The Spectro-Photometer for the History of the Universe, Epoque of Reionization, and Ices Explorer Telescope (SPHEREx) will traverse space and map the sky, in its entirety, multiple times during a two-year mission.
The mapping will create a large database, which will include galaxies, stars, nebulas and other objects and the collected data will culminate in a 3D map of the sky. It will be NASA’s first all-sky spectral survey.
The space observatory is expected to launch sometime between June 2024 and April 2025.
The graphic below illustrates how the telescope’s implementation will address NASA’s objectives:
The instruments SPHEREx is equipped with will observe the sky in both visible light and near-infrared light, which is invisible to the human eye but has helped astronomers gain insight into invisible aspects of space and learn more about the universe, according to CNN.
The telescope, which will be the size of an average family vehicle, can determine the makeup of an object or its distance from the earth by separating the near-infrared light it can pick up into individual wavelengths.
“That’s like going from black-and-white images to colour; it’s like going from Kansas to Oz,” according to Allen Farrington, the SPHEREx project manager.
Scientists expect to capture data of more than 300 million near and distant galaxies, some of which are so distant, it has taken about 10-billion years for their light to reach earth, according to NASA.
The telescope might even find the ingredients for life, as it will survey more than 100-million stars in the Milky Way galaxy, searching for water ice and other organic materials in star nurseries and the areas surrounding stars that could facilitate the formation of new planets.
“These stellar birthplaces, where stars come together from gas and dust, could contain evidence of the ingredients for life,” said CNN.
Scientists will also be searching for evidence related to the inflation of the universe a split second after the Big Bang, which is when space as we know it expanded rapidly and changed how the matter was distributed. The evidence of that inflation may lie in the patterns and positioning of galaxies across the universe.
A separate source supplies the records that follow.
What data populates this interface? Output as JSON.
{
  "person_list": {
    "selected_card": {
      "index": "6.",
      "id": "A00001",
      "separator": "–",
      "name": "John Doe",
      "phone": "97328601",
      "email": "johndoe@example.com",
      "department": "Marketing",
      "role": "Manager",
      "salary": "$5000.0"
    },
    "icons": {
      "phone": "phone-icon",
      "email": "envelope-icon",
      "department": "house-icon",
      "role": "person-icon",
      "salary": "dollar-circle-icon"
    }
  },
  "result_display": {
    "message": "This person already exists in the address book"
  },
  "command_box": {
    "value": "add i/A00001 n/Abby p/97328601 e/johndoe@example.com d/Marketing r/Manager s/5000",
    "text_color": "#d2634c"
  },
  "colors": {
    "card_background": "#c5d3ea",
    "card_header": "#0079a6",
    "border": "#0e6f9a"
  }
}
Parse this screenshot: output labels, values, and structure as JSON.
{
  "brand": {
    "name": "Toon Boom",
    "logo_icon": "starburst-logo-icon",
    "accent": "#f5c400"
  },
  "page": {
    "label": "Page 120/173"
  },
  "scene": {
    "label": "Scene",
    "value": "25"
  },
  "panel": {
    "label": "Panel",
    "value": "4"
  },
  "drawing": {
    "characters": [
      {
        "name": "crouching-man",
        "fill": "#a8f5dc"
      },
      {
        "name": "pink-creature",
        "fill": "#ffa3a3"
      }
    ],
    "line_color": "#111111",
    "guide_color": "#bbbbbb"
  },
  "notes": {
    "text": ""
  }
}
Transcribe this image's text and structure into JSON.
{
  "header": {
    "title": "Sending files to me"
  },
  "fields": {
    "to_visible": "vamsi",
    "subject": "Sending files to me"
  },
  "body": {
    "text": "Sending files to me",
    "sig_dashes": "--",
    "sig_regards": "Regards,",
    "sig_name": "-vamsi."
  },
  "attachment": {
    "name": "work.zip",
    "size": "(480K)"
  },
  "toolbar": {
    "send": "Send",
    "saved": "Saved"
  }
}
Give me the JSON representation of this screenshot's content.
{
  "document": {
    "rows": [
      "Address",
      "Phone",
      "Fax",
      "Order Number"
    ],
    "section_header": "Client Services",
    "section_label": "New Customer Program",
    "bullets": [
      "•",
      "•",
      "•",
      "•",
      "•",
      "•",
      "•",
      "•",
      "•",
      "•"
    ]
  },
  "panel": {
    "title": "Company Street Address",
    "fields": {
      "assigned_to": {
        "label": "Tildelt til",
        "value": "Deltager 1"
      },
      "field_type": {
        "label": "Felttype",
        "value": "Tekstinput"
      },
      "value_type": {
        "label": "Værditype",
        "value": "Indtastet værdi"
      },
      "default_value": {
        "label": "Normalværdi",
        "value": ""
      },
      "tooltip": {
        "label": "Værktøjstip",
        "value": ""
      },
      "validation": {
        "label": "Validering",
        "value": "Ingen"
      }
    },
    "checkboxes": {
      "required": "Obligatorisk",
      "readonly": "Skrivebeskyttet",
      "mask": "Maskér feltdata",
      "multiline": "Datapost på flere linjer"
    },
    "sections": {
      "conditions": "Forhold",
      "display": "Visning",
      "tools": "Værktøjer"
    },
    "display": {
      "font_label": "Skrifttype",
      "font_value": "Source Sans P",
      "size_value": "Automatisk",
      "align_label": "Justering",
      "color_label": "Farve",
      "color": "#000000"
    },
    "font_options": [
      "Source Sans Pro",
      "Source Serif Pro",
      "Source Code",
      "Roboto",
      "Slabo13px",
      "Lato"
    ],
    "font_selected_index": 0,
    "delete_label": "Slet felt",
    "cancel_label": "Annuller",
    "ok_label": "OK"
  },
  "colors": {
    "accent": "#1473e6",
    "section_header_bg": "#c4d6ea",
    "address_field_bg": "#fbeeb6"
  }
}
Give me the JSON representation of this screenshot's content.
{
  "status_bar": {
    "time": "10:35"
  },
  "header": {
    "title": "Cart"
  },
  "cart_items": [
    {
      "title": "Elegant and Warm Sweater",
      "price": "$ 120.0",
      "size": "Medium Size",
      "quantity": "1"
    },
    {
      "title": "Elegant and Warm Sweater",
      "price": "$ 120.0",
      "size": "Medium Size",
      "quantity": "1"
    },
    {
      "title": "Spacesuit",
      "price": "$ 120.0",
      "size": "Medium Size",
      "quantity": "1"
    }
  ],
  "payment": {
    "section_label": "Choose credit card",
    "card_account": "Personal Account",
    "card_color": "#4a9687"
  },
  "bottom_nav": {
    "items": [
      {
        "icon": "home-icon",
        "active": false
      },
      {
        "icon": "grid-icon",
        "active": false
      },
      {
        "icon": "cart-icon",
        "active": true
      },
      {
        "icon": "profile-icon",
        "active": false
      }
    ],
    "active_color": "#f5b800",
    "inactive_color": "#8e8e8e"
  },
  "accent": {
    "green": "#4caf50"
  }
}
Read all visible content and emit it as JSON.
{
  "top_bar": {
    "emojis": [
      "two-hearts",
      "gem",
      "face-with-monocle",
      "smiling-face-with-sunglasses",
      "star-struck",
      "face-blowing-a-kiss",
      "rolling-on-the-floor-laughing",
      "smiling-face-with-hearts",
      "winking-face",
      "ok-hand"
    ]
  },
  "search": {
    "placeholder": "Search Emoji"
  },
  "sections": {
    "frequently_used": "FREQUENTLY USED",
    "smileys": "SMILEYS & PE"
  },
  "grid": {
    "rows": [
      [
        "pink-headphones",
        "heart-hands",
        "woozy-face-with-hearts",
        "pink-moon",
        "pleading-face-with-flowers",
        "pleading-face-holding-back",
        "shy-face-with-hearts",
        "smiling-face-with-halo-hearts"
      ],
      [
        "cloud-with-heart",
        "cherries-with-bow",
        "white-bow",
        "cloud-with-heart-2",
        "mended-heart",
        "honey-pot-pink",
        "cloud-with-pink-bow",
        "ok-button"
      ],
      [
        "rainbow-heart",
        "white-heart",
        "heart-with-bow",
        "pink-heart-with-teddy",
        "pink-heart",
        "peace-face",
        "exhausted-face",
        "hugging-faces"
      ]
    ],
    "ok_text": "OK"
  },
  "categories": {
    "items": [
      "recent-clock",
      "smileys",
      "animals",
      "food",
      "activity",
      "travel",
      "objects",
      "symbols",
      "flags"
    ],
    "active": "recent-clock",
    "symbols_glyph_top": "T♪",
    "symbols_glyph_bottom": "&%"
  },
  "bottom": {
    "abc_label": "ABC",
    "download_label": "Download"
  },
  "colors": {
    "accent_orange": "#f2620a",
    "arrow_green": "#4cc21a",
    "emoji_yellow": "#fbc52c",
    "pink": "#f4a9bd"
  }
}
Astronomers also want to investigate the history of galaxy formation, especially the first stars that appeared after the Big Bang.
“Galaxies put off a faint glow. This glow varies across space depending on the placement of galaxies because some of them tend to stay in groups called clusters,” said CNN.
The maps created by SPHEREx can reveal more details about initial galaxies by breaking downlight into different colour bands and by observing how younger stars are forming, scientists will be able to learn more about how new planet systems are created.
The California Institute of Technology (Caltech) and NASA’s Jet Propulsion Laboratory will create the instruments on SPHEREx, while the spacecraft will be manufactured by Ball Aerospace.
The mission is now in Phase C, according to NASA, which means that its early design plans have been greenlit. Work on the final design and assembly of hardware and software can now be done.
The SPHEREx team will spend the next 29 months manufacturing these components before commencing the next phase of the mission, which will be assembly, testing and launch.